International Journal of Radiation Oncology Biology Physics, 2000

Authors:   Rolf Barth,Weilian Yang,Joan Rotaru,Melvin Moeschberger,Carl Boesel,Albert Soloway,Darrel Joel,Marta Nawrocky,Koji Ono,Joseph Goodman
Journal: International Journal of Radiation Oncology Biology Physics

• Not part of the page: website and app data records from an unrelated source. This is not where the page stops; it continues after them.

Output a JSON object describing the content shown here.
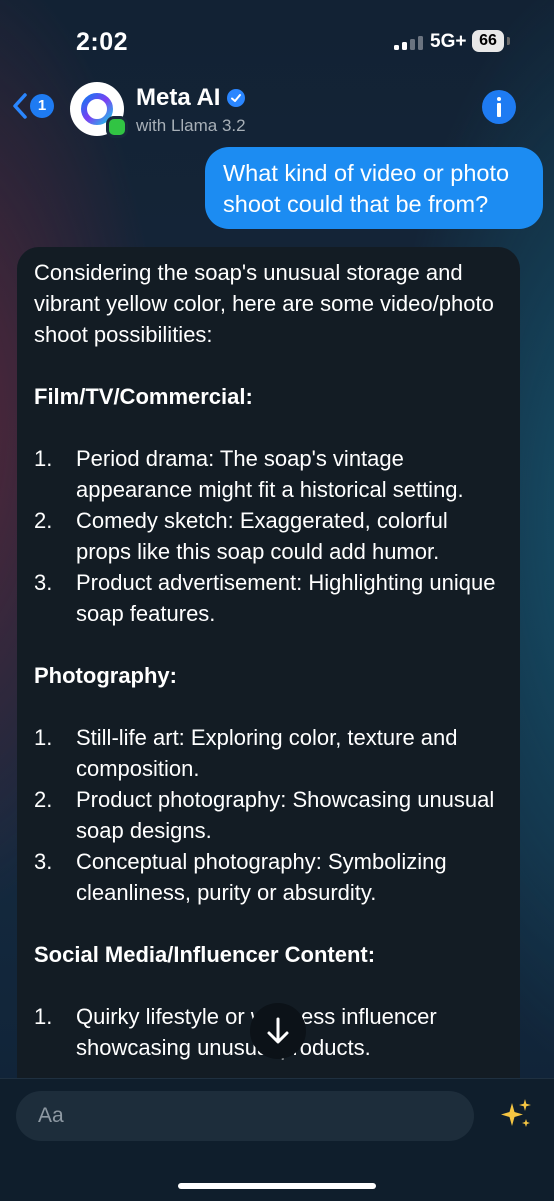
{
  "status": {
    "time": "2:02",
    "network": "5G+",
    "battery": "66"
  },
  "header": {
    "back_count": "1",
    "name": "Meta AI",
    "subtitle": "with Llama 3.2"
  },
  "messages": {
    "user": "What kind of video or photo shoot could that be from?",
    "ai": {
      "intro": "Considering the soap's unusual storage and vibrant yellow color, here are some video/photo shoot possibilities:",
      "sections": [
        {
          "heading": "Film/TV/Commercial:",
          "items": [
            {
              "num": "1.",
              "text": "Period drama: The soap's vintage appearance might fit a historical setting."
            },
            {
              "num": "2.",
              "text": "Comedy sketch: Exaggerated, colorful props like this soap could add humor."
            },
            {
              "num": "3.",
              "text": "Product advertisement: Highlighting unique soap features."
            }
          ]
        },
        {
          "heading": "Photography:",
          "items": [
            {
              "num": "1.",
              "text": "Still-life art: Exploring color, texture and composition."
            },
            {
              "num": "2.",
              "text": "Product photography: Showcasing unusual soap designs."
            },
            {
              "num": "3.",
              "text": "Conceptual photography: Symbolizing cleanliness, purity or absurdity."
            }
          ]
        },
        {
          "heading": "Social Media/Influencer Content:",
          "items": [
            {
              "num": "1.",
              "text": "Quirky lifestyle or wellness influencer showcasing unusual products."
            }
          ]
        }
      ]
    }
  },
  "composer": {
    "placeholder": "Aa"
  },
  "icons": {
    "back": "chevron-left-icon",
    "verified": "verified-badge-icon",
    "info": "info-icon",
    "scroll": "arrow-down-icon",
    "sparkle": "sparkle-icon"
  },
  "colors": {
    "accent": "#1e7bf2",
    "user_bubble": "#1c8cf2",
    "ai_bubble": "#131c24",
    "online": "#31c443"
  }
}
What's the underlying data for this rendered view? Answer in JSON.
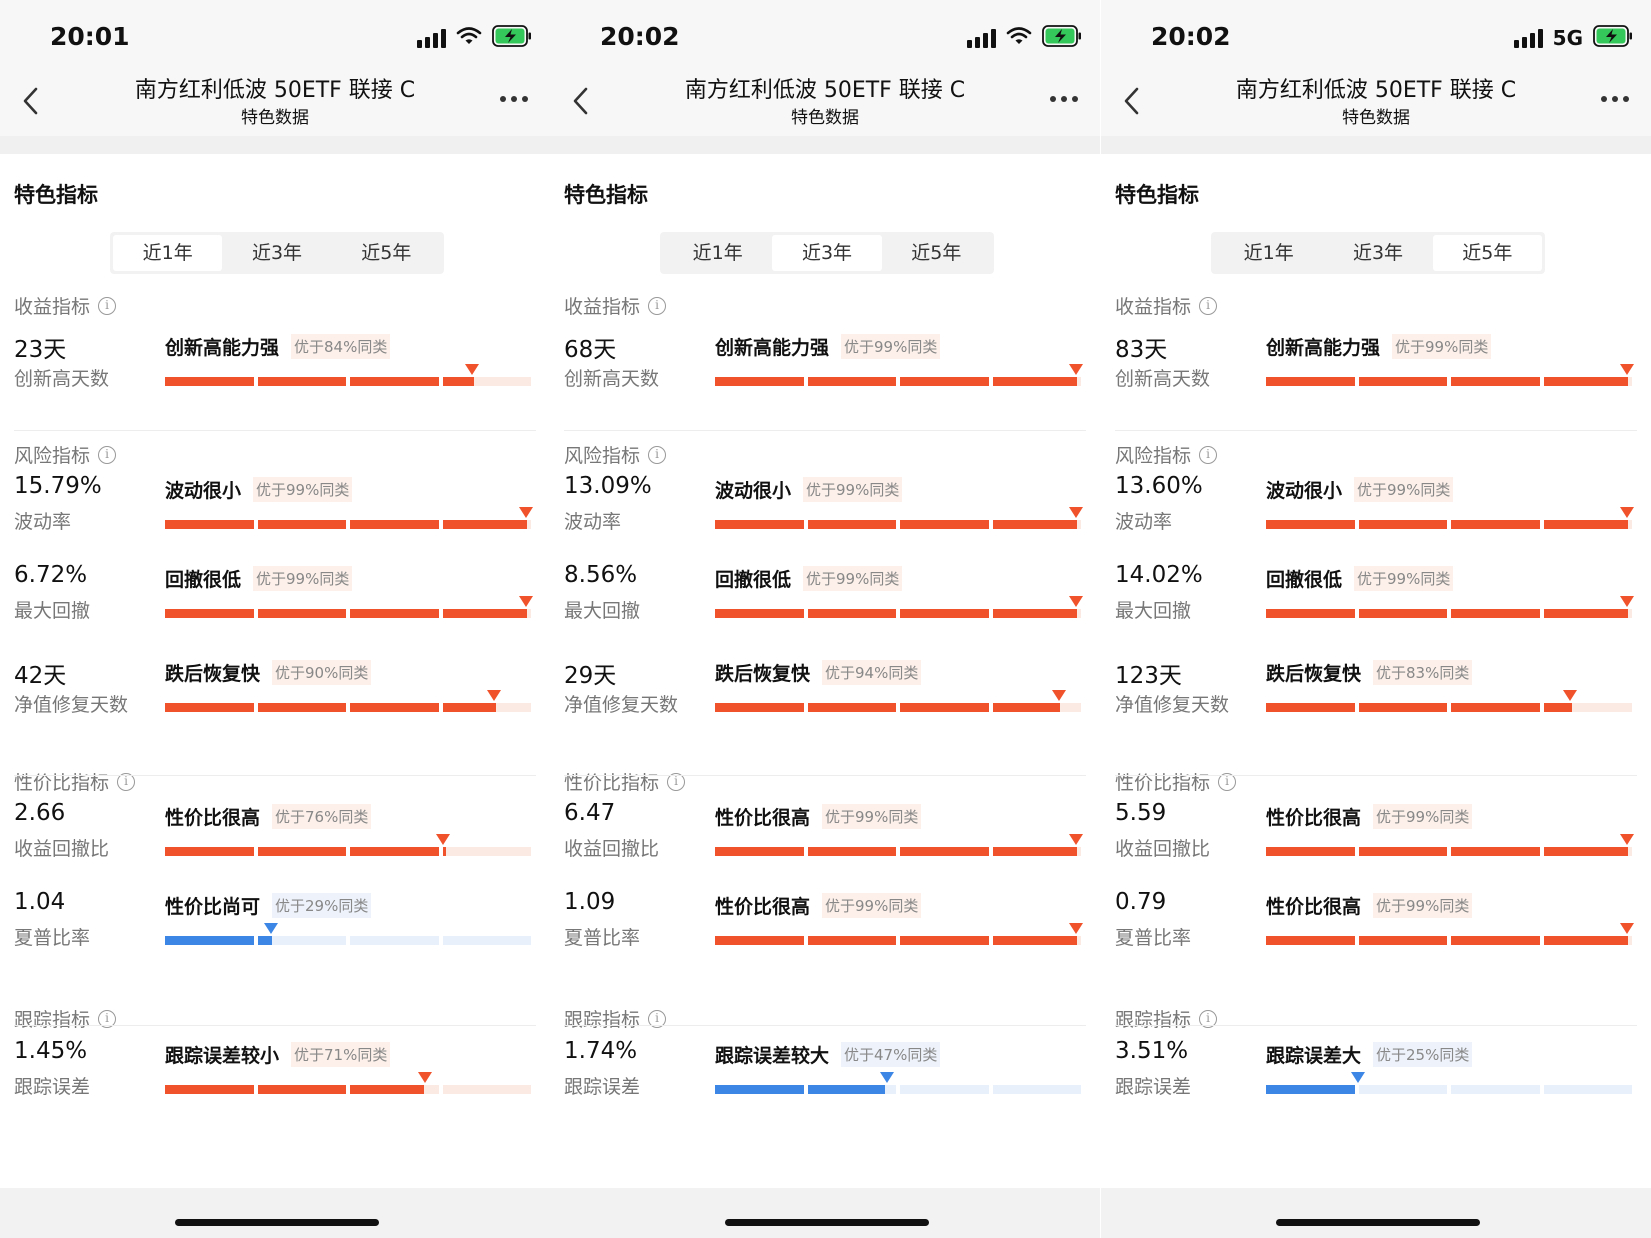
{
  "colors": {
    "orange": "#f0532c",
    "orange_track": "#fbe9e3",
    "blue": "#3c86e6",
    "blue_track": "#e8f0fb"
  },
  "panels": [
    {
      "time": "20:01",
      "network": "",
      "title": "南方红利低波 50ETF 联接 C",
      "subtitle": "特色数据",
      "section_title": "特色指标",
      "tabs": [
        "近1年",
        "近3年",
        "近5年"
      ],
      "active_tab": 0,
      "groups": [
        {
          "title": "收益指标",
          "metrics": [
            {
              "value": "23天",
              "name": "创新高天数",
              "rank": "创新高能力强",
              "badge": "优于84%同类",
              "percentile": 84,
              "color": "orange"
            }
          ]
        },
        {
          "title": "风险指标",
          "metrics": [
            {
              "value": "15.79%",
              "name": "波动率",
              "rank": "波动很小",
              "badge": "优于99%同类",
              "percentile": 99,
              "color": "orange"
            },
            {
              "value": "6.72%",
              "name": "最大回撤",
              "rank": "回撤很低",
              "badge": "优于99%同类",
              "percentile": 99,
              "color": "orange"
            },
            {
              "value": "42天",
              "name": "净值修复天数",
              "rank": "跌后恢复快",
              "badge": "优于90%同类",
              "percentile": 90,
              "color": "orange"
            }
          ]
        },
        {
          "title": "性价比指标",
          "metrics": [
            {
              "value": "2.66",
              "name": "收益回撤比",
              "rank": "性价比很高",
              "badge": "优于76%同类",
              "percentile": 76,
              "color": "orange"
            },
            {
              "value": "1.04",
              "name": "夏普比率",
              "rank": "性价比尚可",
              "badge": "优于29%同类",
              "percentile": 29,
              "color": "blue"
            }
          ]
        },
        {
          "title": "跟踪指标",
          "metrics": [
            {
              "value": "1.45%",
              "name": "跟踪误差",
              "rank": "跟踪误差较小",
              "badge": "优于71%同类",
              "percentile": 71,
              "color": "orange"
            }
          ]
        }
      ]
    },
    {
      "time": "20:02",
      "network": "",
      "title": "南方红利低波 50ETF 联接 C",
      "subtitle": "特色数据",
      "section_title": "特色指标",
      "tabs": [
        "近1年",
        "近3年",
        "近5年"
      ],
      "active_tab": 1,
      "groups": [
        {
          "title": "收益指标",
          "metrics": [
            {
              "value": "68天",
              "name": "创新高天数",
              "rank": "创新高能力强",
              "badge": "优于99%同类",
              "percentile": 99,
              "color": "orange"
            }
          ]
        },
        {
          "title": "风险指标",
          "metrics": [
            {
              "value": "13.09%",
              "name": "波动率",
              "rank": "波动很小",
              "badge": "优于99%同类",
              "percentile": 99,
              "color": "orange"
            },
            {
              "value": "8.56%",
              "name": "最大回撤",
              "rank": "回撤很低",
              "badge": "优于99%同类",
              "percentile": 99,
              "color": "orange"
            },
            {
              "value": "29天",
              "name": "净值修复天数",
              "rank": "跌后恢复快",
              "badge": "优于94%同类",
              "percentile": 94,
              "color": "orange"
            }
          ]
        },
        {
          "title": "性价比指标",
          "metrics": [
            {
              "value": "6.47",
              "name": "收益回撤比",
              "rank": "性价比很高",
              "badge": "优于99%同类",
              "percentile": 99,
              "color": "orange"
            },
            {
              "value": "1.09",
              "name": "夏普比率",
              "rank": "性价比很高",
              "badge": "优于99%同类",
              "percentile": 99,
              "color": "orange"
            }
          ]
        },
        {
          "title": "跟踪指标",
          "metrics": [
            {
              "value": "1.74%",
              "name": "跟踪误差",
              "rank": "跟踪误差较大",
              "badge": "优于47%同类",
              "percentile": 47,
              "color": "blue"
            }
          ]
        }
      ]
    },
    {
      "time": "20:02",
      "network": "5G",
      "title": "南方红利低波 50ETF 联接 C",
      "subtitle": "特色数据",
      "section_title": "特色指标",
      "tabs": [
        "近1年",
        "近3年",
        "近5年"
      ],
      "active_tab": 2,
      "groups": [
        {
          "title": "收益指标",
          "metrics": [
            {
              "value": "83天",
              "name": "创新高天数",
              "rank": "创新高能力强",
              "badge": "优于99%同类",
              "percentile": 99,
              "color": "orange"
            }
          ]
        },
        {
          "title": "风险指标",
          "metrics": [
            {
              "value": "13.60%",
              "name": "波动率",
              "rank": "波动很小",
              "badge": "优于99%同类",
              "percentile": 99,
              "color": "orange"
            },
            {
              "value": "14.02%",
              "name": "最大回撤",
              "rank": "回撤很低",
              "badge": "优于99%同类",
              "percentile": 99,
              "color": "orange"
            },
            {
              "value": "123天",
              "name": "净值修复天数",
              "rank": "跌后恢复快",
              "badge": "优于83%同类",
              "percentile": 83,
              "color": "orange"
            }
          ]
        },
        {
          "title": "性价比指标",
          "metrics": [
            {
              "value": "5.59",
              "name": "收益回撤比",
              "rank": "性价比很高",
              "badge": "优于99%同类",
              "percentile": 99,
              "color": "orange"
            },
            {
              "value": "0.79",
              "name": "夏普比率",
              "rank": "性价比很高",
              "badge": "优于99%同类",
              "percentile": 99,
              "color": "orange"
            }
          ]
        },
        {
          "title": "跟踪指标",
          "metrics": [
            {
              "value": "3.51%",
              "name": "跟踪误差",
              "rank": "跟踪误差大",
              "badge": "优于25%同类",
              "percentile": 25,
              "color": "blue"
            }
          ]
        }
      ]
    }
  ]
}
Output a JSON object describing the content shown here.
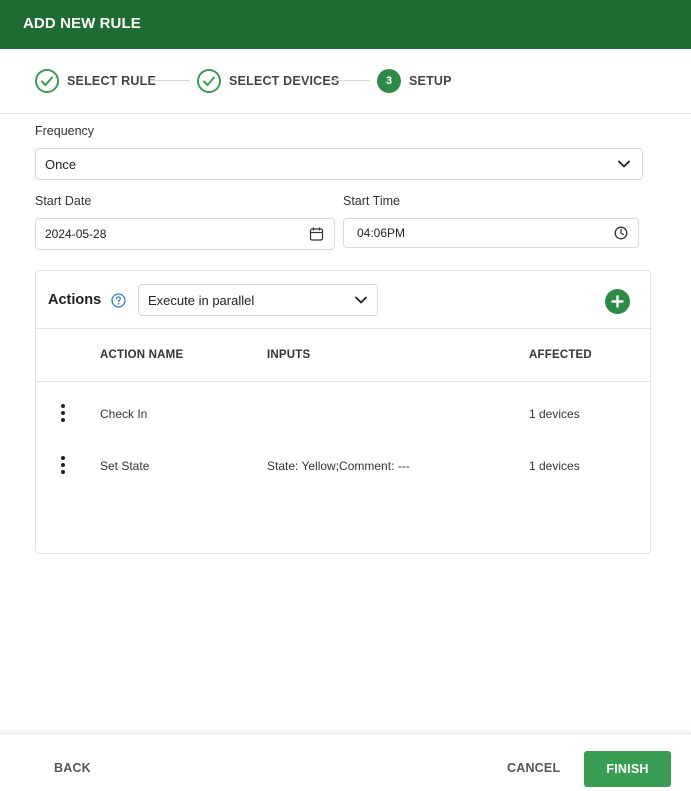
{
  "header": {
    "title": "ADD NEW RULE"
  },
  "stepper": {
    "steps": [
      {
        "label": "SELECT RULE",
        "state": "done"
      },
      {
        "label": "SELECT DEVICES",
        "state": "done"
      },
      {
        "label": "SETUP",
        "state": "active",
        "number": "3"
      }
    ]
  },
  "form": {
    "frequency": {
      "label": "Frequency",
      "value": "Once"
    },
    "start_date": {
      "label": "Start Date",
      "value": "2024-05-28"
    },
    "start_time": {
      "label": "Start Time",
      "value": "04:06PM"
    }
  },
  "actions": {
    "title": "Actions",
    "mode": "Execute in parallel",
    "columns": [
      "ACTION NAME",
      "INPUTS",
      "AFFECTED"
    ],
    "rows": [
      {
        "name": "Check In",
        "inputs": "",
        "affected": "1 devices"
      },
      {
        "name": "Set State",
        "inputs": "State: Yellow;Comment: ---",
        "affected": "1 devices"
      }
    ]
  },
  "footer": {
    "back": "BACK",
    "cancel": "CANCEL",
    "finish": "FINISH"
  },
  "colors": {
    "header_bg": "#1e6b33",
    "accent": "#2e8b47",
    "finish_bg": "#3a9d54",
    "help_icon": "#2a7fd4"
  }
}
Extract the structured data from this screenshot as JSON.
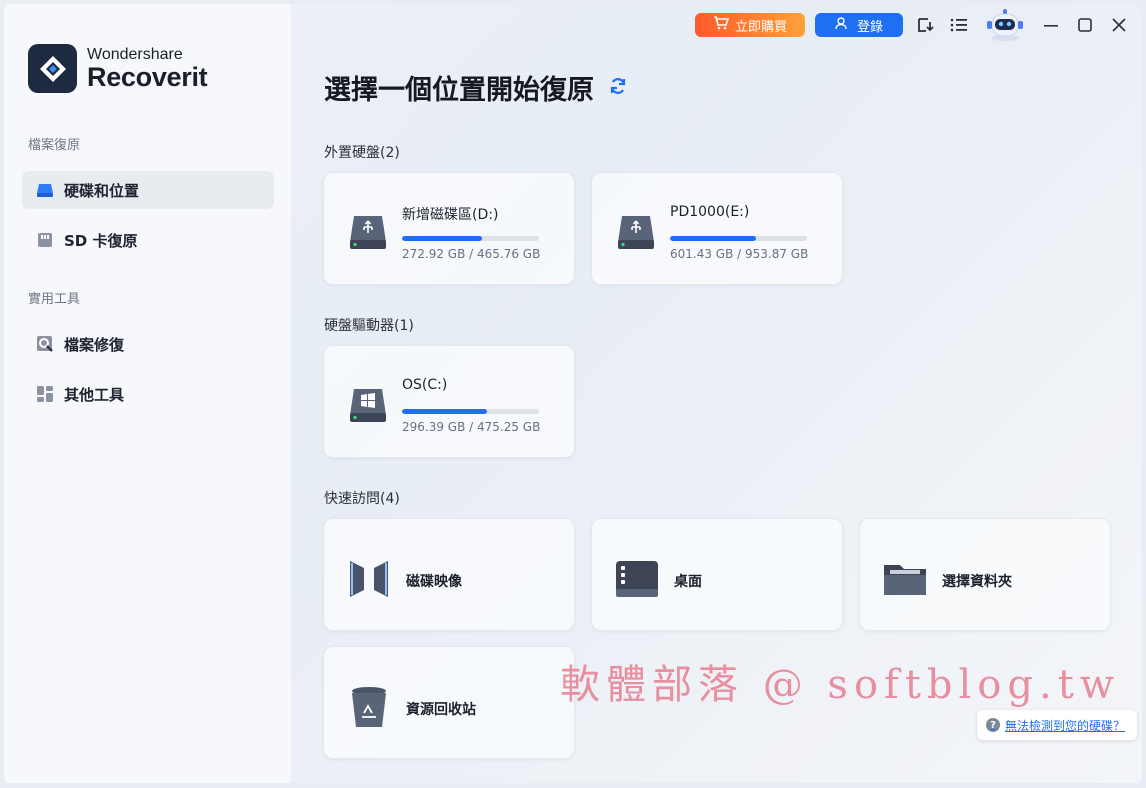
{
  "app": {
    "brand": "Wondershare",
    "product": "Recoverit"
  },
  "topbar": {
    "buy_label": "立即購買",
    "login_label": "登錄"
  },
  "sidebar": {
    "section_recover": "檔案復原",
    "section_tools": "實用工具",
    "items": [
      {
        "label": "硬碟和位置",
        "active": true
      },
      {
        "label": "SD 卡復原",
        "active": false
      },
      {
        "label": "檔案修復",
        "active": false
      },
      {
        "label": "其他工具",
        "active": false
      }
    ]
  },
  "main": {
    "title": "選擇一個位置開始復原",
    "external_label": "外置硬盤(2)",
    "internal_label": "硬盤驅動器(1)",
    "quick_label": "快速訪問(4)",
    "external_drives": [
      {
        "name": "新增磁碟區(D:)",
        "size": "272.92 GB / 465.76 GB",
        "used_fraction": 0.586
      },
      {
        "name": "PD1000(E:)",
        "size": "601.43 GB / 953.87 GB",
        "used_fraction": 0.63
      }
    ],
    "internal_drives": [
      {
        "name": "OS(C:)",
        "size": "296.39 GB / 475.25 GB",
        "used_fraction": 0.624
      }
    ],
    "quick_access": [
      {
        "label": "磁碟映像"
      },
      {
        "label": "桌面"
      },
      {
        "label": "選擇資料夾"
      },
      {
        "label": "資源回收站"
      }
    ]
  },
  "watermark": "軟體部落 @ softblog.tw",
  "help": {
    "q": "?",
    "label": "無法檢測到您的硬碟？"
  },
  "colors": {
    "accent": "#1e6ff1",
    "buy_start": "#ff5a2c",
    "buy_end": "#ffa13a"
  }
}
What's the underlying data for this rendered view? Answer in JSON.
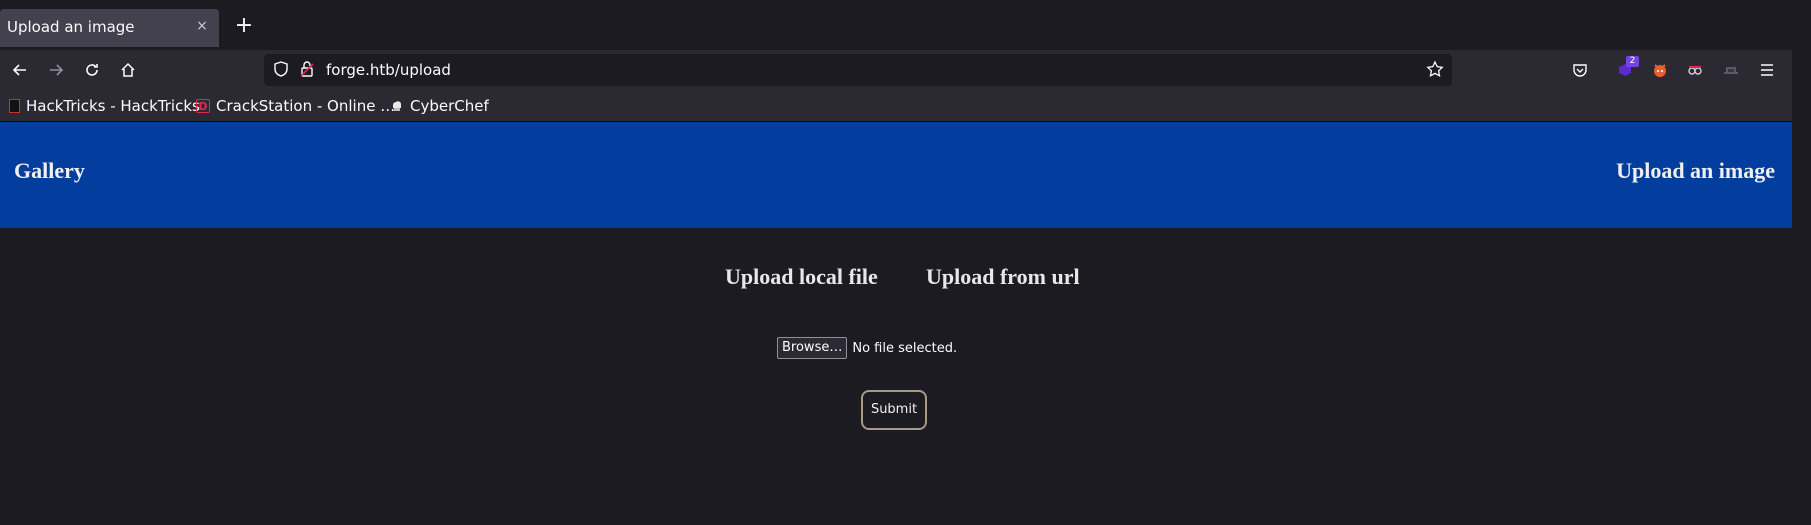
{
  "browser": {
    "tab": {
      "title": "Upload an image",
      "close_glyph": "×"
    },
    "new_tab_glyph": "+",
    "url": "forge.htb/upload",
    "extension_badge": "2",
    "bookmarks": [
      {
        "label": "HackTricks - HackTricks",
        "icon": "hacktricks-icon"
      },
      {
        "label": "CrackStation - Online …",
        "icon": "crackstation-icon",
        "icon_letter": "D"
      },
      {
        "label": "CyberChef",
        "icon": "cyberchef-icon"
      }
    ]
  },
  "site": {
    "brand": "Gallery",
    "nav_upload": "Upload an image",
    "header_color": "#033e9e",
    "modes": {
      "local": "Upload local file",
      "url": "Upload from url"
    },
    "file_input": {
      "button": "Browse…",
      "status": "No file selected."
    },
    "submit": "Submit"
  }
}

Abstract: Purpose: Boronophenylalanine (BPA) and sodium borocaptate (Na2B12H11SH or BSH) have been used clinically for boron neutron capture therapy (BNCT) of high-grade gliomas. These drugs appear to concentrate in tumors by different mechanisms and may target different subpopulations of glioma cells. The purpose of the present study was to determine if the efficacy of BNCT could be further improved in F98-glioma-bearing rats by administering both boron compounds together and by improving their delivery by means of intracarotid (i.c.) injection with or without blood-brain barrier disruption (BBB-D).Methods and Materials: For biodistribution studies, 105 F98 glioma cells were implanted stereotactically into the brains of syngeneic Fischer rats. Eleven to 13 days later animals were injected intravenously (i.v.) with BPA at doses of either 250 or 500 mg/kg body weight (b.w.) in combination with BSH at doses of either 30 or 60 mg/kg b.w. or i.c. with or without BBB-D, which was accomplished by i.c. infusion of a hyperosmotic (25%) solution of mannitol. For BNCT studies, 103 F98 glioma cells were implanted intracerebrally, and 14 days later animals were transported to the Brookhaven National Laboratory (BNL). They received BPA (250 mg/kg b.w.) in combination with BSH (30 mg/kg b.w.) by i.v. or i.c. injection with or without BBB-D, and 2.5 hours later they were irradiated with a collimated beam of thermal neutrons at the BNL Medical Research Reactor.Results: The mean tumor boron concentration ± standard deviation (SD) at 2.5 hours after i.c. injection of BPA (250 mg/kg b.w.) and BSH (30 mg/kg b.w.) was 56.3 ± 37.8 $mu$g/g with BBB-D compared to 20.8 ± 3.9 $mu$g/g without BBB-D and 11.2 ± 1.8 $mu$g/g after i.v. injection. Doubling the dose of BPA and BSH produced a twofold increase in tumor boron concentrations, but also concomitant increases in normal brain and blood levels, which could have adverse effects. For this reason, the lower boron dose was selected for BNCT studies. The median survival time was 25 days for untreated control rats, 29 days for irradiated controls, 42 days for rats that received BPA and BSH i.v., 53 days following i.c. injection, and 72 days following i.c. injection + BBB-D with subsets of long-term survivors and/or cured animals in the latter two groups. No histopathologic evidence of residual tumor was seen in the brains of cured animals.Conclusions: The combination of BPA and BSH, administered i.c. with BBB-D, yielded a 25% cure rate for the heretofore incurable F98 rat glioma with minimal late radiation-induced brain damage. These results demonstrate that using a combination of boron agents and optimizing their delivery can dramatically improve the efficacy of BNCT in glioma-bearing rats. Copyright (C) 2000 Elsevier Science Inc.